In 1888 –1889, Ella and her mother visited Europe, North Africa, and Turkey. From 1891 to 1892, the Bakers took a worldwide tour. They traveled across the American continent, on the newly complete transcontinental railroad, and departed from Vancouver to visit Japan, China, India, Egypt, and Europe. During this time, Ella continued her German and painting lessons, but began to augment these skills with an interest in photography. Ella would continue her interest in photography for the rest of her life.
Life at Branchville (1892-1930)
As Ella travelled, her sister Anna married the painter Julian Alden Weir. After her tragic death due to complications from childbirth in 1892, Julian asked Ella and her mother to care for his daughters. He wrote to the Baker family asking, "Will not you and Ella live here with me? There is so much more demand from these little ones than I can do and we will try to bring them up as Puss [Anna] would have them."
Julian would leave his daughters in Windham in the care of his in-laws during the next few summers as he recuperated. He taught painting classes in Cos Cob and painted murals for the Columbian Exposition in Chicago. Ella kept track of his painting sales in 1893 and provided him with emotional stability during that trying year. The relationship between Ella and Julian would blossom via letters and the two would soon fall in love. Julian Alden Weir and Ella Baker Weir wed on October 28th 1893 in Boston. E. Winchester Donald, the same rector that married Julian and Anna, served as the rector in Julian and Ella's wedding. John Twachtman acted as best man.
Dorothy Weir Young later noted: "Hers [Ellas] was an unselfish and generous nature, and she gave herself unstintingly to make a home for the children, until the house that had at first been a dreary, desolate place to enter, with no lamps lit as the evening drew on and everything left at sixes and sevens, became, under her charge, once more a home and a happy place to live in. She loved the children, and they were devoted to her; and to Julian she gave the intimate companionship that he needed so badly. She had, besides, excellent taste and a real knowledge of art, for she was herself, an amateur painter of distinction."

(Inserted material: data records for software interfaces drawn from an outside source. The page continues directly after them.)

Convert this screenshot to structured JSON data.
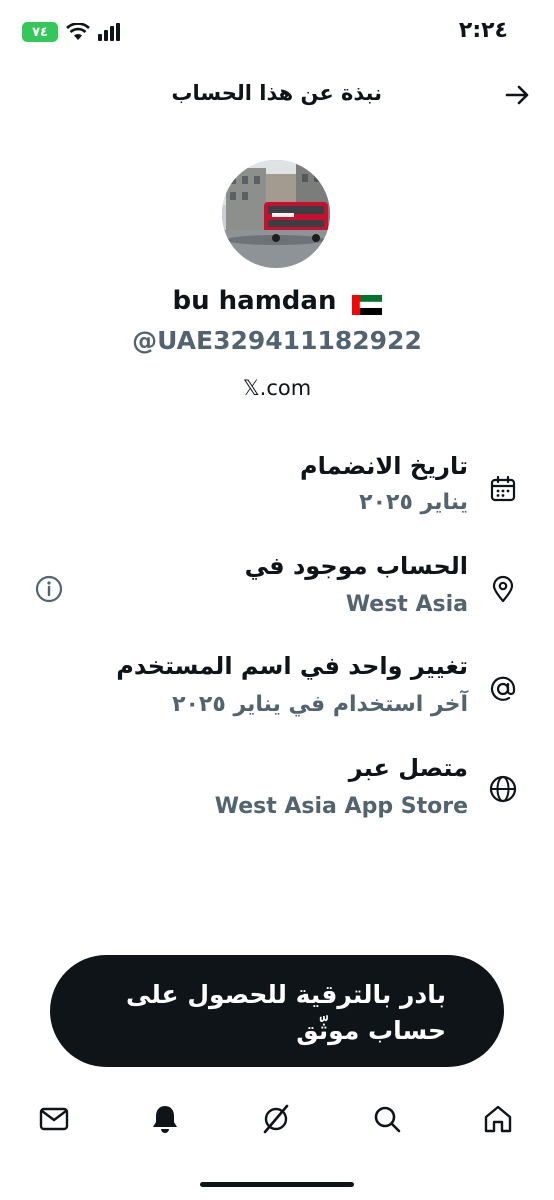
{
  "status_bar": {
    "time": "٢:٢٤",
    "battery": "٧٤"
  },
  "header": {
    "title": "نبذة عن هذا الحساب",
    "back_icon": "arrow-right-icon"
  },
  "profile": {
    "display_name": "bu hamdan",
    "flag_icon": "uae-flag-icon",
    "handle": "@UAE329411182922",
    "website": "𝕏.com"
  },
  "info_rows": [
    {
      "icon": "calendar-icon",
      "title": "تاريخ الانضمام",
      "value": "يناير ٢٠٢٥"
    },
    {
      "icon": "location-pin-icon",
      "title": "الحساب موجود في",
      "value": "West Asia"
    },
    {
      "icon": "at-sign-icon",
      "title": "تغيير واحد في اسم المستخدم",
      "value": "آخر استخدام في يناير ٢٠٢٥"
    },
    {
      "icon": "globe-icon",
      "title": "متصل عبر",
      "value": "West Asia App Store"
    }
  ],
  "cta": {
    "label": "بادر بالترقية للحصول على حساب موثّق"
  },
  "bottom_nav": [
    "messages-icon",
    "notifications-icon",
    "grok-icon",
    "search-icon",
    "home-icon"
  ],
  "colors": {
    "text": "#0f1419",
    "secondary": "#536471",
    "battery": "#34c759",
    "flag_green": "#00732f",
    "flag_red": "#ff0000",
    "flag_black": "#000000"
  }
}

Ella continued her interest in photography after her marriage to Julian, a fascination that would continue throughout her life. She might have also played a part in the creation of the Secret Garden, although the architect of that endeavor is not known. Ella would serve as a subject for a number of paintings by Julian Alden Weir, including: In the Dooryard, Silhouette, Autumn Stroll and others.
After marrying Ella, the Weirs began to travel more. At first, they divided their summers between Branchville, in June and July, and Windham, where Ella's family lived, in August and September. Ella's mother would pass in 1900 leaving her daughters with an inheritance. Ella and Julian were able to travel and improve upon their Branchville home as Julian's paintings gained recognition through the 1890s and early 1900s. Ella and Julian traveled to Europe in 1900 and 1901, as builders renovated the house in Branchville. Beginning in 1902 and lasting until 1913, the Weirs traveled Nassau close to seven times to visit Ella's sister Cora Baker Davis Rutherford.
Julian Alden Weir died on December 8th 1919 in New York, in the newly rented apartment for Julian and Ella. Following her husband's death, Ella wrote Robert Macbeth, "He was so true to himself and hated deception in any form, that I feel he placed his stamp upon his Art as he did upon life. For Art and Life were for him one." Ella and her sister Cora would spend the summer of 1920 visiting family friends in West Point and stop in Windsor, Vermont to see Augusta Saint-Gaudens. There is little documented about the life of Ella Baker Weir and the Branchville property during the 1920s, however, records indicate that Ella and Dorothy continued to live at and manage the Branchville property during the summer. Ella died on December 27th 1930 having dedicated so much of her life to the well-being of her family from Julian to his three daughters and ensuring the Weir House would pass to Dorothy.